A week back, the Seattle Post-Intelligencer featured an article on the mass of debris that is slowly making its way over from Japan. It's possible that some of the debris would be radioactive, but the expert interviewed for this piece felt that the risk would be minimal after almost three years at sea.

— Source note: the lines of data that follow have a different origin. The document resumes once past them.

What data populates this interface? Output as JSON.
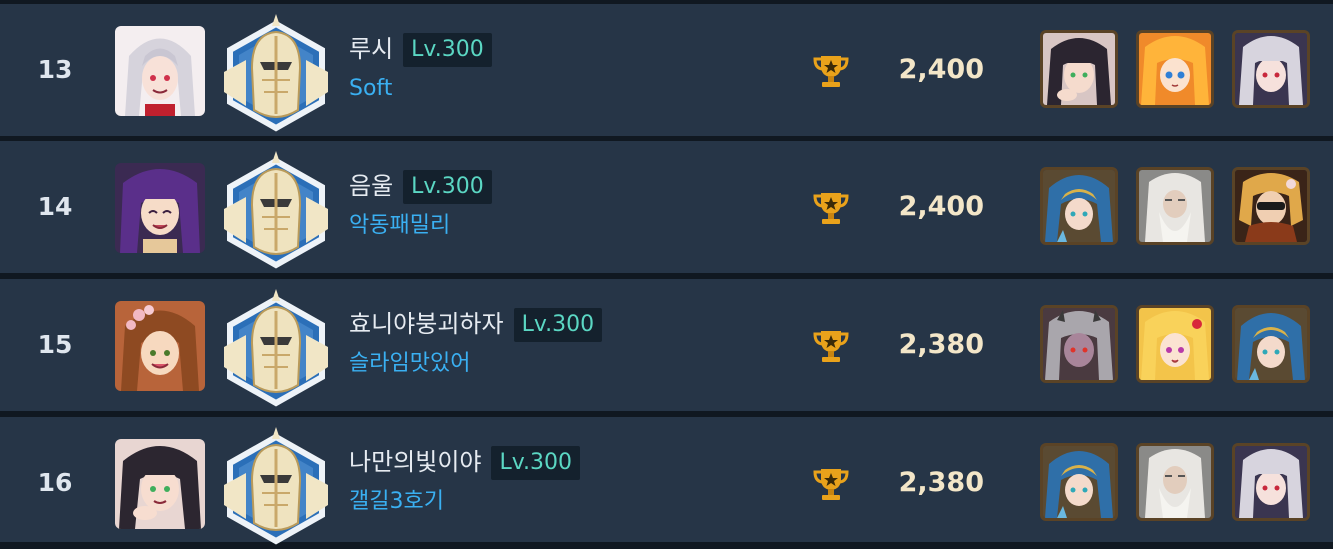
{
  "rows": [
    {
      "rank": "13",
      "name": "루시",
      "level": "Lv.300",
      "guild": "Soft",
      "score": "2,400",
      "portrait": "silver-hair-girl-avatar",
      "heroes": [
        "dark-hair-girl-hero",
        "orange-hair-girl-hero",
        "silver-hair-girl-hero"
      ]
    },
    {
      "rank": "14",
      "name": "음울",
      "level": "Lv.300",
      "guild": "악동패밀리",
      "score": "2,400",
      "portrait": "purple-hair-girl-avatar",
      "heroes": [
        "blue-hood-girl-hero",
        "white-beard-elder-hero",
        "sunglasses-hero"
      ]
    },
    {
      "rank": "15",
      "name": "효니야붕괴하자",
      "level": "Lv.300",
      "guild": "슬라임맛있어",
      "score": "2,380",
      "portrait": "brown-hair-girl-avatar",
      "heroes": [
        "grey-hair-demon-hero",
        "blonde-girl-hero",
        "blue-hood-girl-hero"
      ]
    },
    {
      "rank": "16",
      "name": "나만의빛이야",
      "level": "Lv.300",
      "guild": "갤길3호기",
      "score": "2,380",
      "portrait": "dark-hair-girl-avatar",
      "heroes": [
        "blue-hood-girl-hero",
        "white-beard-elder-hero",
        "silver-hair-girl-hero"
      ]
    }
  ],
  "icons": {
    "emblem": "knight-helmet-emblem-icon",
    "trophy": "trophy-icon"
  },
  "colors": {
    "row_bg": "#263547",
    "separator": "#101821",
    "level_text": "#5bd7c3",
    "guild_text": "#3ab0f2",
    "score_text": "#f3e6c8",
    "trophy": "#e9a21b"
  }
}
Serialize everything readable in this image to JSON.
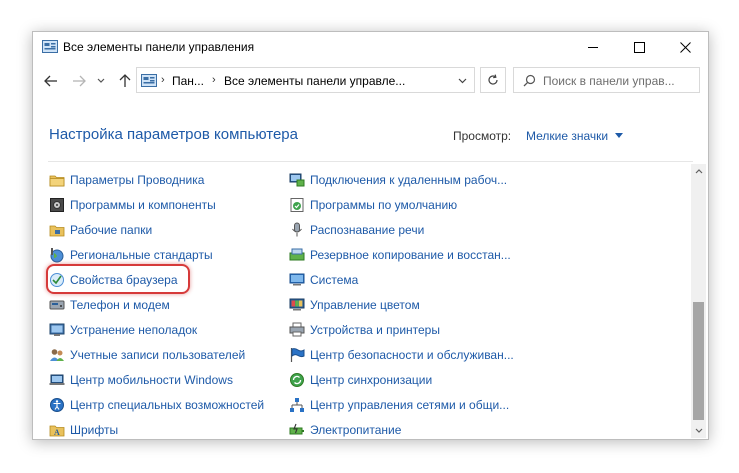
{
  "window": {
    "title": "Все элементы панели управления"
  },
  "address_bar": {
    "crumbs": [
      "Пан...",
      "Все элементы панели управле..."
    ]
  },
  "search": {
    "placeholder": "Поиск в панели управ..."
  },
  "header": {
    "title": "Настройка параметров компьютера",
    "view_label": "Просмотр:",
    "view_value": "Мелкие значки"
  },
  "items_left": [
    {
      "label": "Параметры Проводника",
      "icon": "folder-options-icon"
    },
    {
      "label": "Программы и компоненты",
      "icon": "programs-icon"
    },
    {
      "label": "Рабочие папки",
      "icon": "work-folders-icon"
    },
    {
      "label": "Региональные стандарты",
      "icon": "region-icon"
    },
    {
      "label": "Свойства браузера",
      "icon": "internet-options-icon"
    },
    {
      "label": "Телефон и модем",
      "icon": "phone-modem-icon"
    },
    {
      "label": "Устранение неполадок",
      "icon": "troubleshooting-icon"
    },
    {
      "label": "Учетные записи пользователей",
      "icon": "user-accounts-icon"
    },
    {
      "label": "Центр мобильности Windows",
      "icon": "mobility-center-icon"
    },
    {
      "label": "Центр специальных возможностей",
      "icon": "ease-of-access-icon"
    },
    {
      "label": "Шрифты",
      "icon": "fonts-icon"
    }
  ],
  "items_right": [
    {
      "label": "Подключения к удаленным рабоч...",
      "icon": "remote-desktop-icon"
    },
    {
      "label": "Программы по умолчанию",
      "icon": "default-programs-icon"
    },
    {
      "label": "Распознавание речи",
      "icon": "speech-recognition-icon"
    },
    {
      "label": "Резервное копирование и восстан...",
      "icon": "backup-icon"
    },
    {
      "label": "Система",
      "icon": "system-icon"
    },
    {
      "label": "Управление цветом",
      "icon": "color-management-icon"
    },
    {
      "label": "Устройства и принтеры",
      "icon": "devices-printers-icon"
    },
    {
      "label": "Центр безопасности и обслуживан...",
      "icon": "security-flag-icon"
    },
    {
      "label": "Центр синхронизации",
      "icon": "sync-center-icon"
    },
    {
      "label": "Центр управления сетями и общи...",
      "icon": "network-center-icon"
    },
    {
      "label": "Электропитание",
      "icon": "power-options-icon"
    }
  ],
  "colors": {
    "link": "#1e5aa8",
    "highlight": "#d63a3a"
  }
}
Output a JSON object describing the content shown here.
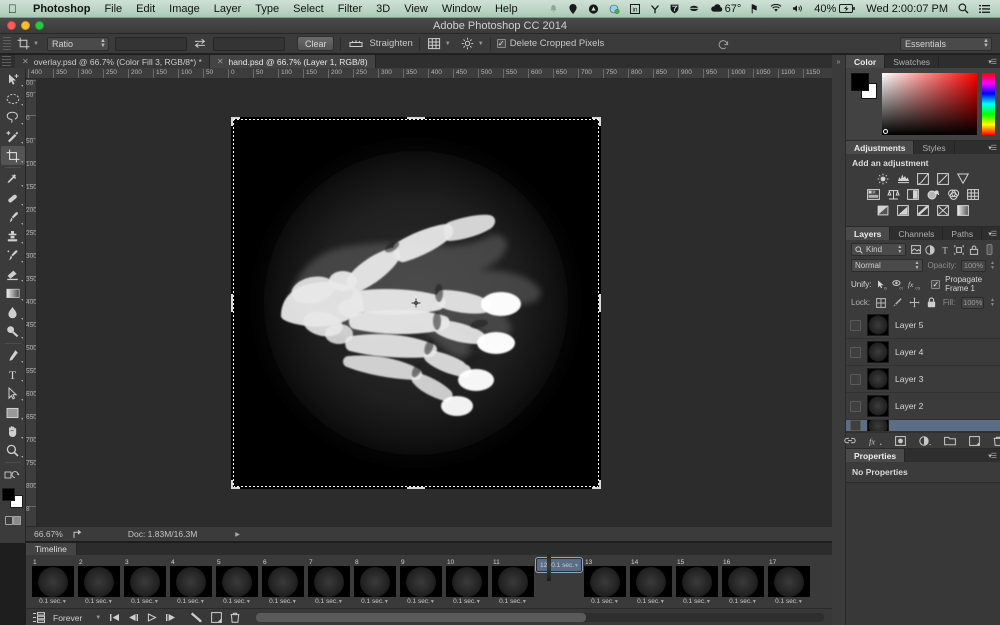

The article included an interview with renowned west-coast oceanographer (and editor of the Beachcombers' Alert) Curt Ebbesmeyer, who has studied the effect of currents on everything from bath toys and running shoes lost at sea to dead bodies and severed feet. He and his colleague, Jim Ingraham, are also modeling the path of the debris, using a program that Ingraham originally developed determine the effects of ocean currents on salmon migration. Ebbesmeyer noted that while last month's tsunami was a particularly large one-time source of marine debris, it still pales in comparison to the total amount that is dumped into the ocean on a regular basis.